Mains Paper 2: Governance | Welfare schemes for vulnerable sections of the population by the Centre and States and the performance of these schemes; mechanisms, laws, institutions and Bodies constituted for the protection and betterment of these vulnerable sections.
Once you are done reading this op-ed, you will be able to attempt the below.
Discuss the need for the Parliament to urgently enact a comprehensive law covering the rights of the country’s domestic workers?
From UPSC perspective, the following things are important:
Prelims level: Not much
Mains level: International Labour Organisation’s Convention 189 on Decent Work for Domestic Workers. Why India is unwilling to ratify it.
- Domestic workers are among the most exploited sections of the Indian workforce.
Domestic labourers in India
- The 1931 Census recorded a large pool of labour, i.e. 27 lakh, as domestic workers, or ‘servants’
- These high numbers reduced considerably with the growing intensity of the anti-feudal struggle and development of occupational diversities in the post-Independence era. 1971 Census recorded only 67,000 domestic workers.
- However, this trend has been reversed since the early 1990s and 1991 Census recorded 10 lakh domestic workers.
- The NSSO data of 2004-05, for example, has recorded 47 lakh domestic workers in India; the majority of whom, i.e. 30 lakh, were women.
- The recent confrontation between this otherwise docile workforce of domestic workers and their wealthy employers in Noida(Uttar Pradesh) brought to light, the widespread exploitation of domestic workers, and the huge antagonism between their interests and those of their employers

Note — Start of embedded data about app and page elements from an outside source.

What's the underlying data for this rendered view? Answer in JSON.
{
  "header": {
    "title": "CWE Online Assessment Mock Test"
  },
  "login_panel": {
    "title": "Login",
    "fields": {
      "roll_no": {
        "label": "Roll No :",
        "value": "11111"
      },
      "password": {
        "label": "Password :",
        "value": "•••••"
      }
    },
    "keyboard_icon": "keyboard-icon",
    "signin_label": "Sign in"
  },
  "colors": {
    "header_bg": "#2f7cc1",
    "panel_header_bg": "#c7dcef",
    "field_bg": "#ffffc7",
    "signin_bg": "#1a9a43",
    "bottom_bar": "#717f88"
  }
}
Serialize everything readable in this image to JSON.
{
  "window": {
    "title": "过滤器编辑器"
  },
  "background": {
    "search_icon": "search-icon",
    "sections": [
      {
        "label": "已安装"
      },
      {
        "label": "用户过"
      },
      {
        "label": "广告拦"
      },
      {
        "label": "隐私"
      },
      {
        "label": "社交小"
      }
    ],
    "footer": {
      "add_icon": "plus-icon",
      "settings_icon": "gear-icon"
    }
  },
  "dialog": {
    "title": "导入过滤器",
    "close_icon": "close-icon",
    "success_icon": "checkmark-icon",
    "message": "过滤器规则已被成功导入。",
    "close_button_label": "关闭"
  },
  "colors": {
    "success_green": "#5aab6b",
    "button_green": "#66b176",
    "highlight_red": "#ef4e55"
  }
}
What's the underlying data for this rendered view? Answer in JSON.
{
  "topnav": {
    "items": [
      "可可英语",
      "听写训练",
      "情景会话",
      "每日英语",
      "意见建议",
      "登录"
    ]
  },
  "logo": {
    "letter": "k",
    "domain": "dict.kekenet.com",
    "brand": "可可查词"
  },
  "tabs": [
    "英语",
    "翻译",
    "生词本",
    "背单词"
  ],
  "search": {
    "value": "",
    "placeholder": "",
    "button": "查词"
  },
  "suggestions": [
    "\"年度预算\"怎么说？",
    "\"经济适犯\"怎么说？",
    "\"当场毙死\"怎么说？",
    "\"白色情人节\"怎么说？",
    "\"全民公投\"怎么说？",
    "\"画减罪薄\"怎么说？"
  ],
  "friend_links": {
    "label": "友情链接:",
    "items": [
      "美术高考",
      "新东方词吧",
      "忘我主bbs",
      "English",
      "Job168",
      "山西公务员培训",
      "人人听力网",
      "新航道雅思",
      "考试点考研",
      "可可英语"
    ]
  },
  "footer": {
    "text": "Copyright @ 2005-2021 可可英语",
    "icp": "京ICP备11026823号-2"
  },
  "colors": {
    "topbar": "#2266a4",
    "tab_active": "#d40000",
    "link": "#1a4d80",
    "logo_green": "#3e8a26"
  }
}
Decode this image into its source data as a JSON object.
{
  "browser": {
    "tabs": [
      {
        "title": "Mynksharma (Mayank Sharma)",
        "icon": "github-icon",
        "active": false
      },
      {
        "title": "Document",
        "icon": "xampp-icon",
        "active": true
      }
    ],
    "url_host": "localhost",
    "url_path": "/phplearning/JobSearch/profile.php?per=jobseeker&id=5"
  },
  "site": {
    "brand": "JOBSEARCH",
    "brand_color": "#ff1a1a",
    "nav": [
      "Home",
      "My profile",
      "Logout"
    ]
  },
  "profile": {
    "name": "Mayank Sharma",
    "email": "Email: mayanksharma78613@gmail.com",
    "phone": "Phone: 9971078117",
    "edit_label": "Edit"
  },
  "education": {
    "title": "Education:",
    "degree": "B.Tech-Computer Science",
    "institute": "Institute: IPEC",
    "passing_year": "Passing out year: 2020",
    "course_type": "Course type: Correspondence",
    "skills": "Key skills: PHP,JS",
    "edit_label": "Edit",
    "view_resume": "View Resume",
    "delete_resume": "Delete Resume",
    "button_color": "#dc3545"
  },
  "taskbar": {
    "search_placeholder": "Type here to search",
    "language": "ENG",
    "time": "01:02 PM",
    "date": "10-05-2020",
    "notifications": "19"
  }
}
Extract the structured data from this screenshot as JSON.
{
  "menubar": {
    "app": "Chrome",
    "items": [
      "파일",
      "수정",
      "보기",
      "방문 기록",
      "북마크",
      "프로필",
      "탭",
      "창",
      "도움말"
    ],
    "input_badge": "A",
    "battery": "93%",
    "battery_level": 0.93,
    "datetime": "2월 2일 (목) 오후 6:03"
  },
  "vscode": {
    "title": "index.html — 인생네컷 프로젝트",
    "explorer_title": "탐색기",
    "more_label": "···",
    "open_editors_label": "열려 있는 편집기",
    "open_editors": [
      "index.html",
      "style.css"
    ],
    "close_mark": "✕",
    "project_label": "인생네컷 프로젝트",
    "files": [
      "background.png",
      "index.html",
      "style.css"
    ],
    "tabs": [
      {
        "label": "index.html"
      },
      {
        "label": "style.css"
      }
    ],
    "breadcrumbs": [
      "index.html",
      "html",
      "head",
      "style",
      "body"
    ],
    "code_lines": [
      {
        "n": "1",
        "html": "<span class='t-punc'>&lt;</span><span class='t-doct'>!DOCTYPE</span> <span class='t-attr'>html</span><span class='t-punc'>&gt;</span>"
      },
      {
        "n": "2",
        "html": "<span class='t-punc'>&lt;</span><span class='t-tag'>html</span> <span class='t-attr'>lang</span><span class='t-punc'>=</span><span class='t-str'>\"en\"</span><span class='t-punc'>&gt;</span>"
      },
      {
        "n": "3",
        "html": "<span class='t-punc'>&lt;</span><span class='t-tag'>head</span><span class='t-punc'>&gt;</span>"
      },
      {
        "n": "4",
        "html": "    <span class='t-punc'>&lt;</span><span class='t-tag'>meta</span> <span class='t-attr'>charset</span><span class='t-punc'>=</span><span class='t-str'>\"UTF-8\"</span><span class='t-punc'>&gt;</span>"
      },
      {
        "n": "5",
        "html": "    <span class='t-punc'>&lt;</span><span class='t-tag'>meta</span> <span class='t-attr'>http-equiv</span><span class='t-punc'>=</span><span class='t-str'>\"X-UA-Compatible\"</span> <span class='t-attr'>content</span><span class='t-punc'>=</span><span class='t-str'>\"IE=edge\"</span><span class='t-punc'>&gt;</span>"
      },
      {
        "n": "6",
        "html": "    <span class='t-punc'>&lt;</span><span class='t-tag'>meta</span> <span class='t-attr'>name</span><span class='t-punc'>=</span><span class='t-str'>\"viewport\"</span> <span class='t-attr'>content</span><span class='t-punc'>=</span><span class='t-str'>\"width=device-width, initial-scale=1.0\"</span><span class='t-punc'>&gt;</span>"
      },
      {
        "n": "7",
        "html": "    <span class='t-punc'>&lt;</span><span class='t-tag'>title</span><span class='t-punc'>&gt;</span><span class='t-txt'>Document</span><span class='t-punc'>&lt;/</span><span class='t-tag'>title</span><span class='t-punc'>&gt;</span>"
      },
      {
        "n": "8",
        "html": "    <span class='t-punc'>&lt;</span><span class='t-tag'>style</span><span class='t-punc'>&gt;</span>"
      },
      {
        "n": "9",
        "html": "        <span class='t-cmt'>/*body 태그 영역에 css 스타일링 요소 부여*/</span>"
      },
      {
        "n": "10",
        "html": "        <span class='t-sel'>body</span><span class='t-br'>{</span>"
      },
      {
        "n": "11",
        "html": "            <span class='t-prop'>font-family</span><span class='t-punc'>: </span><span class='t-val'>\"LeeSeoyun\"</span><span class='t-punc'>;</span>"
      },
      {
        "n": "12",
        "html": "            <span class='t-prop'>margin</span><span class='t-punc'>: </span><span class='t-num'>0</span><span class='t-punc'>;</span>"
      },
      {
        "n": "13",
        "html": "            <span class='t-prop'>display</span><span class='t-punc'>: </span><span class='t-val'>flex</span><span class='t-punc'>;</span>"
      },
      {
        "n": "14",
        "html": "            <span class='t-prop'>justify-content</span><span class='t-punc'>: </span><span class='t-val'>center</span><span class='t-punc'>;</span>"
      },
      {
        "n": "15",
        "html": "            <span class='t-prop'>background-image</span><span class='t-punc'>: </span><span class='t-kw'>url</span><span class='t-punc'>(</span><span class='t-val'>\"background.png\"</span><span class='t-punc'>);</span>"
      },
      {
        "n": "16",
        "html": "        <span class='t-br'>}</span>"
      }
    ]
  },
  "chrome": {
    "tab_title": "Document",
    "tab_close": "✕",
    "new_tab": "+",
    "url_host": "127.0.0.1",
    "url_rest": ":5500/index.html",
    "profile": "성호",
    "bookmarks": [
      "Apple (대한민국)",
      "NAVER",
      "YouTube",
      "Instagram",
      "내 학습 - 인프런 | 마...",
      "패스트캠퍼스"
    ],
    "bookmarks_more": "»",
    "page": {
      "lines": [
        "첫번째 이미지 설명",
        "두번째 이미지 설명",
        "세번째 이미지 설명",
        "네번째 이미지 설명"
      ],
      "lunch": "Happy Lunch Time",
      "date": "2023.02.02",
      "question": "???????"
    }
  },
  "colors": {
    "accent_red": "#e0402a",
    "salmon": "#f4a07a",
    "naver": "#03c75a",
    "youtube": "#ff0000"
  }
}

- Employer-dominated, domestic work industry is characterised by low, stagnant wage rates. Wages are particularly low for Bengali and Adivasi workers.
- Irregular payment of wages by employers
- Extraction of more work than agreed upon at the start of employment
- Practice of arbitrarily reducing wages
Reasons behind over-exploitation
- Indian state’s unwillingness to ratify the International Labour Organisation’s Convention 189 on Decent Work for Domestic Workers, and thereby, to modify landmark labour laws to bring domestic work under the purview of state regulation.
- Private power of regulation enjoyed by the employer.
- Private nature of regulation has allowed the employer to exercise quasi-magisterial powers over the domestic worker in India.
- Workers’ attempts to renegotiate their terms of work or to leave such employment are outbid by verbal, and often, physical assaults by employers
- Domestic workers are on an almost absolute risk of unemployment or criminalisation when they try to obtain their dues.
International Labour Organisation’s Convention 189 on Decent Work for Domestic Workers
- Each Member shall take measures to ensure the effective promotion and protection of the human rights of all domestic workers, as set out in this Convention.
- Each Member shall, in relation to domestic workers, take the measures set out in this Convention to respect, promote and realize the fundamental principles and rights at work, namely:
- (a) freedom of association and the effective recognition of the right to collective bargaining;
- (b) the elimination of all forms of forced or compulsory labour;
- (c) the effective abolition of child labour; and
- (d) the elimination of discrimination in respect of employment and occupation.
- Each Member shall take measures to ensure that domestic workers enjoy effective protection against all forms of abuse, harassment and violence.
- Each Member shall take measures to ensure that domestic workers, like workers generally, enjoy fair terms of employment as well as decent working conditions and, if they reside in the household, decent living conditions that respect their privacy.